It is a little misleading that there are two animals with common names suggesting a close relationship sperm whales: the dwarf sperm whale, and the pygmy sperm whale. Such terms, more often than not, are applied to distinguish two species in the same genus (for comparison, the human equivalent would be hominids such as Peking Man). These other two species are not even in its family (humans are in the great ape family), and it is currently not even certain they belong to the same superfamily (for us that equivalent is the apes).
The existence of animals called dwarf and pygmy sperm whales has led a small number of sources to refer to sperm whales as giant sperm whales. I believe this to be confusing, and that term better reserved for fully mature males of the species.
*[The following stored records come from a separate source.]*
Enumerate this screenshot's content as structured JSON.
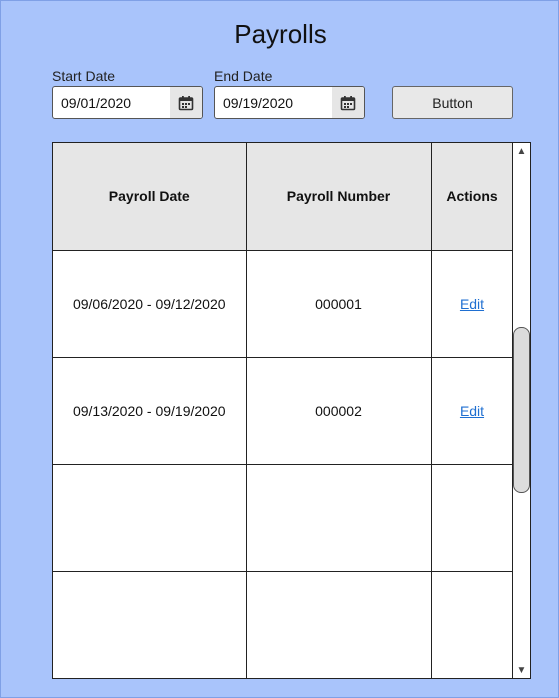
{
  "title": "Payrolls",
  "filters": {
    "start_label": "Start Date",
    "start_value": "09/01/2020",
    "end_label": "End Date",
    "end_value": "09/19/2020",
    "button_label": "Button"
  },
  "table": {
    "headers": [
      "Payroll Date",
      "Payroll Number",
      "Actions"
    ],
    "rows": [
      {
        "date": "09/06/2020 - 09/12/2020",
        "number": "000001",
        "action": "Edit"
      },
      {
        "date": "09/13/2020 - 09/19/2020",
        "number": "000002",
        "action": "Edit"
      },
      {
        "date": "",
        "number": "",
        "action": ""
      },
      {
        "date": "",
        "number": "",
        "action": ""
      }
    ]
  },
  "icons": {
    "start_calendar": "calendar-icon",
    "end_calendar": "calendar-icon",
    "scroll_up": "triangle-up-icon",
    "scroll_down": "triangle-down-icon"
  },
  "colors": {
    "background": "#a9c4fb",
    "header_fill": "#e6e6e6",
    "link": "#1f6fd1"
  }
}
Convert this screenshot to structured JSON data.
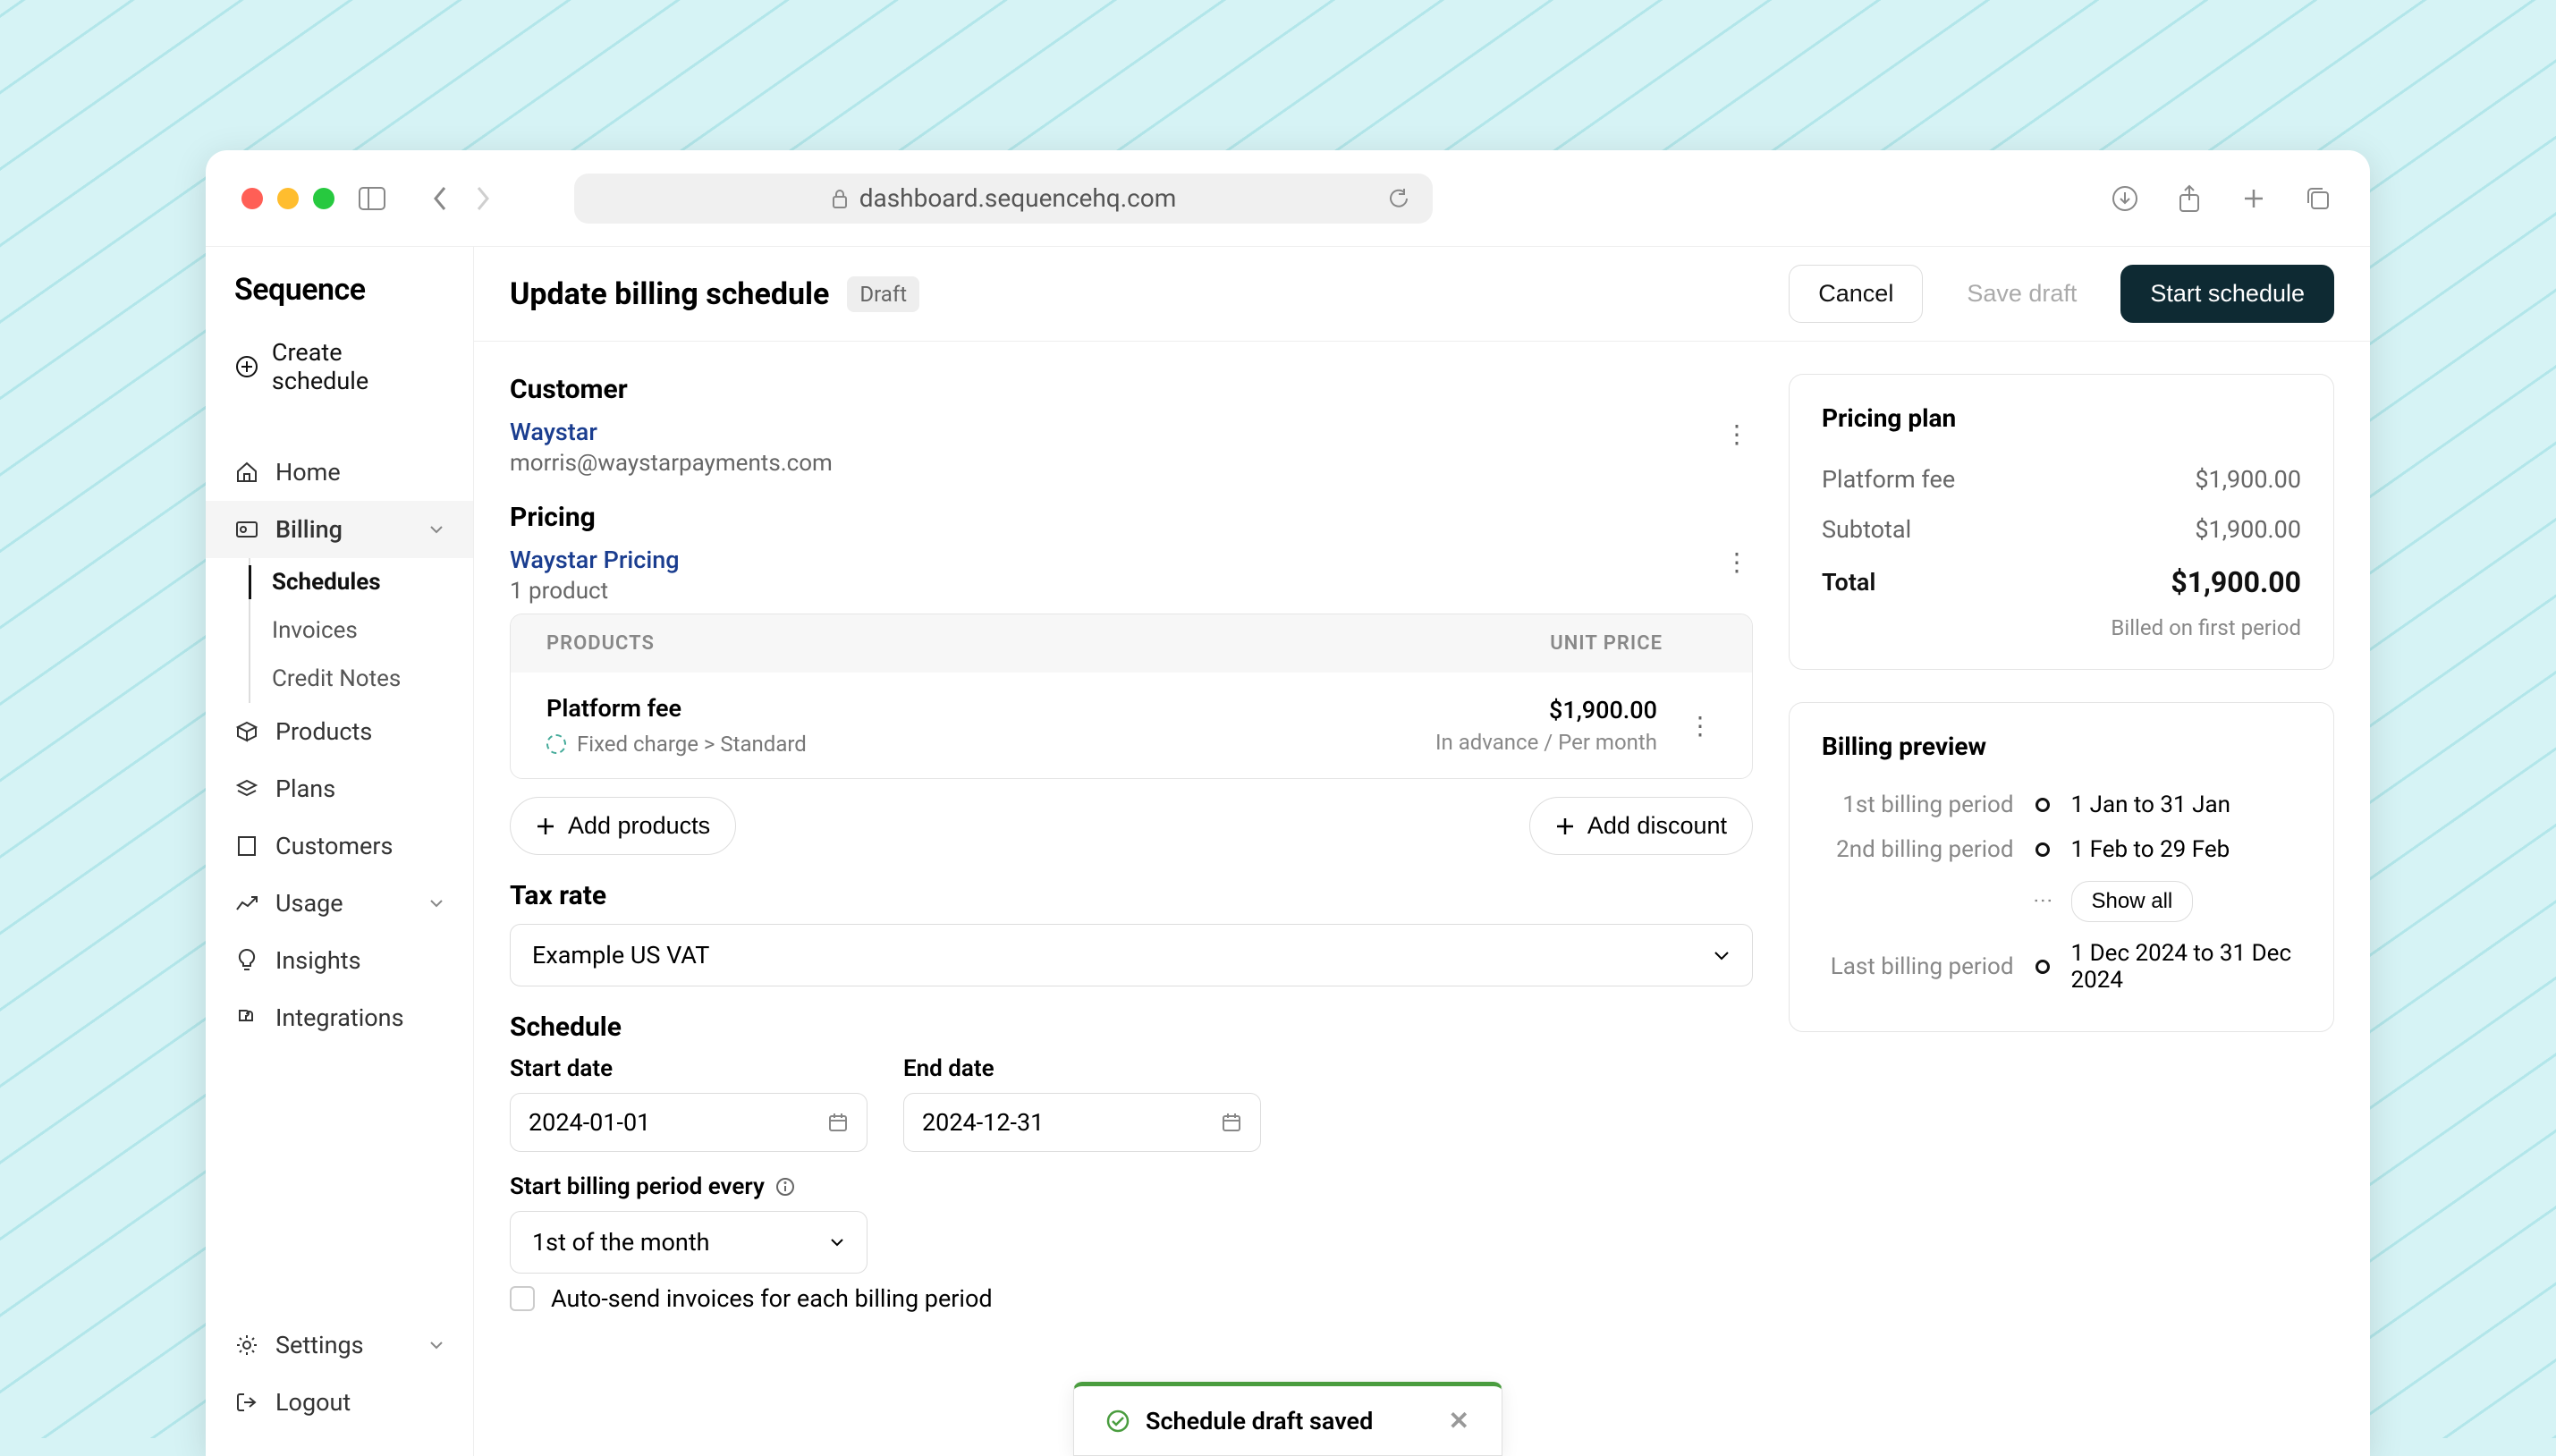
{
  "browser": {
    "url": "dashboard.sequencehq.com"
  },
  "brand": "Sequence",
  "sidebar": {
    "create": "Create schedule",
    "home": "Home",
    "billing": "Billing",
    "billing_children": {
      "schedules": "Schedules",
      "invoices": "Invoices",
      "credit_notes": "Credit Notes"
    },
    "products": "Products",
    "plans": "Plans",
    "customers": "Customers",
    "usage": "Usage",
    "insights": "Insights",
    "integrations": "Integrations",
    "settings": "Settings",
    "logout": "Logout"
  },
  "header": {
    "title": "Update billing schedule",
    "badge": "Draft",
    "cancel": "Cancel",
    "save_draft": "Save draft",
    "start": "Start schedule"
  },
  "customer": {
    "heading": "Customer",
    "name": "Waystar",
    "email": "morris@waystarpayments.com"
  },
  "pricing": {
    "heading": "Pricing",
    "name": "Waystar Pricing",
    "count": "1 product",
    "table": {
      "col_products": "PRODUCTS",
      "col_price": "UNIT PRICE",
      "row": {
        "name": "Platform fee",
        "meta": "Fixed charge > Standard",
        "price": "$1,900.00",
        "schedule": "In advance / Per month"
      }
    },
    "add_products": "Add products",
    "add_discount": "Add discount"
  },
  "tax": {
    "heading": "Tax rate",
    "value": "Example US VAT"
  },
  "schedule": {
    "heading": "Schedule",
    "start_label": "Start date",
    "start_value": "2024-01-01",
    "end_label": "End date",
    "end_value": "2024-12-31",
    "period_label": "Start billing period every",
    "period_value": "1st of the month",
    "auto_send": "Auto-send invoices for each billing period"
  },
  "plan": {
    "heading": "Pricing plan",
    "rows": {
      "platform_label": "Platform fee",
      "platform_value": "$1,900.00",
      "subtotal_label": "Subtotal",
      "subtotal_value": "$1,900.00",
      "total_label": "Total",
      "total_value": "$1,900.00"
    },
    "note": "Billed on first period"
  },
  "preview": {
    "heading": "Billing preview",
    "p1_label": "1st billing period",
    "p1_value": "1 Jan to 31 Jan",
    "p2_label": "2nd billing period",
    "p2_value": "1 Feb to 29 Feb",
    "show_all": "Show all",
    "last_label": "Last billing period",
    "last_value": "1 Dec 2024 to 31 Dec 2024"
  },
  "toast": {
    "message": "Schedule draft saved"
  }
}
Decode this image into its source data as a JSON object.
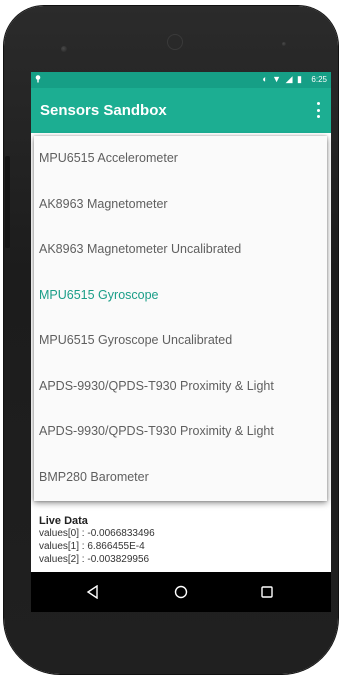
{
  "status_bar": {
    "time": "6:25",
    "icons": [
      "notification-icon",
      "sync-icon",
      "wifi-icon",
      "signal-icon",
      "battery-icon"
    ]
  },
  "app_bar": {
    "title": "Sensors Sandbox",
    "menu_icon": "overflow-menu-icon"
  },
  "sensor_menu": {
    "items": [
      {
        "label": "MPU6515 Accelerometer",
        "selected": false
      },
      {
        "label": "AK8963 Magnetometer",
        "selected": false
      },
      {
        "label": "AK8963 Magnetometer Uncalibrated",
        "selected": false
      },
      {
        "label": "MPU6515 Gyroscope",
        "selected": true
      },
      {
        "label": "MPU6515 Gyroscope Uncalibrated",
        "selected": false
      },
      {
        "label": "APDS-9930/QPDS-T930 Proximity & Light",
        "selected": false
      },
      {
        "label": "APDS-9930/QPDS-T930 Proximity & Light",
        "selected": false
      },
      {
        "label": "BMP280 Barometer",
        "selected": false
      }
    ]
  },
  "live_data": {
    "title": "Live Data",
    "lines": [
      "values[0] : -0.0066833496",
      "values[1] : 6.866455E-4",
      "values[2] : -0.003829956"
    ]
  },
  "nav_bar": {
    "buttons": [
      "back-icon",
      "home-icon",
      "recents-icon"
    ]
  },
  "colors": {
    "accent": "#1cae92",
    "status_bar": "#169f86",
    "selected_text": "#1a9e88"
  }
}
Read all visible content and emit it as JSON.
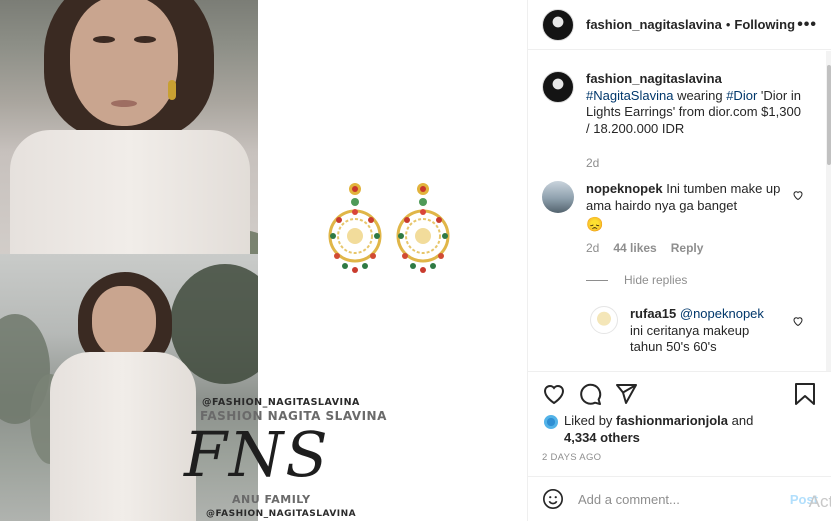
{
  "header": {
    "username": "fashion_nagitaslavina",
    "separator": "•",
    "follow_label": "Following",
    "more_label": "•••"
  },
  "caption": {
    "username": "fashion_nagitaslavina",
    "hashtag1": "#NagitaSlavina",
    "text1": " wearing ",
    "hashtag2": "#Dior",
    "text2": " 'Dior in Lights Earrings' from dior.com $1,300 / 18.200.000 IDR",
    "time": "2d"
  },
  "comments": [
    {
      "username": "nopeknopek",
      "text": "Ini tumben make up ama hairdo nya ga banget",
      "emoji": "😞",
      "time": "2d",
      "likes": "44 likes",
      "reply_label": "Reply"
    }
  ],
  "hide_replies": "Hide replies",
  "reply": {
    "username": "rufaa15",
    "mention": "@nopeknopek",
    "text": "ini ceritanya makeup tahun 50's 60's"
  },
  "likes": {
    "prefix": "Liked by ",
    "user": "fashionmarionjola",
    "middle": " and",
    "count": "4,334 others"
  },
  "date": "2 DAYS AGO",
  "comment_box": {
    "placeholder": "Add a comment...",
    "post_label": "Post"
  },
  "watermark": {
    "handle_top": "@FASHION_NAGITASLAVINA",
    "name": "FASHION NAGITA SLAVINA",
    "logo": "FNS",
    "family": "ANU FAMILY",
    "handle_bottom": "@FASHION_NAGITASLAVINA"
  },
  "overlay": {
    "activate": "Acti"
  },
  "colors": {
    "link": "#00376b",
    "post_disabled": "#b2dffc",
    "muted": "#8e8e8e"
  }
}
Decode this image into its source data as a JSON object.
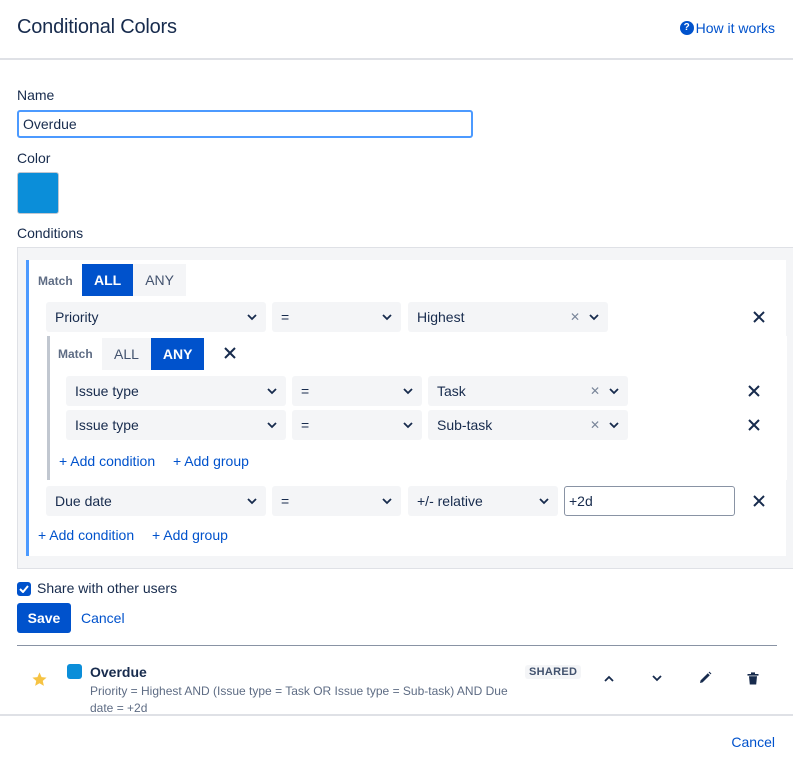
{
  "header": {
    "title": "Conditional Colors",
    "help_link": "How it works",
    "help_icon": "question-circle-icon"
  },
  "form": {
    "name_label": "Name",
    "name_value": "Overdue",
    "color_label": "Color",
    "color_value": "#0b8ed9",
    "conditions_label": "Conditions"
  },
  "outer_group": {
    "match_label": "Match",
    "options": [
      "ALL",
      "ANY"
    ],
    "selected": "ALL",
    "row1": {
      "field": "Priority",
      "operator": "=",
      "value": "Highest"
    },
    "row2": {
      "field": "Due date",
      "operator": "=",
      "value": "+/- relative",
      "input": "+2d"
    },
    "add_condition": "+ Add condition",
    "add_group": "+ Add group"
  },
  "inner_group": {
    "match_label": "Match",
    "options": [
      "ALL",
      "ANY"
    ],
    "selected": "ANY",
    "row1": {
      "field": "Issue type",
      "operator": "=",
      "value": "Task"
    },
    "row2": {
      "field": "Issue type",
      "operator": "=",
      "value": "Sub-task"
    },
    "add_condition": "+ Add condition",
    "add_group": "+ Add group"
  },
  "share": {
    "label": "Share with other users",
    "checked": true
  },
  "actions": {
    "save": "Save",
    "cancel": "Cancel"
  },
  "list": [
    {
      "name": "Overdue",
      "description": "Priority = Highest AND (Issue type = Task OR Issue type = Sub-task) AND Due date = +2d",
      "badge": "SHARED",
      "color": "#0b8ed9",
      "favorite": true
    }
  ],
  "footer": {
    "cancel": "Cancel"
  },
  "colors": {
    "accent": "#0052cc",
    "star": "#f6c343"
  }
}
Sperm whales are today the only member or their family. Contrast that with the killer whales, who have at least thirty other whales and dolphins in their own family. This solitary status has been brought about by a rapid collapse from a rather large group. Exactly how diverse, and how sudden that collapse is very hard to say, due to the poor and fragmentary nature of their fossil record.
Sometimes, biological success is equated with species diversity, but it is hard to conclude that here when the sperm whales have 15 – 100 times the biomass of the killer whale species. In fact, by the most probable figures listed in Wikipedia, they have at least five times the biomass of every species combined in the diverse family to which the killer whale belongs.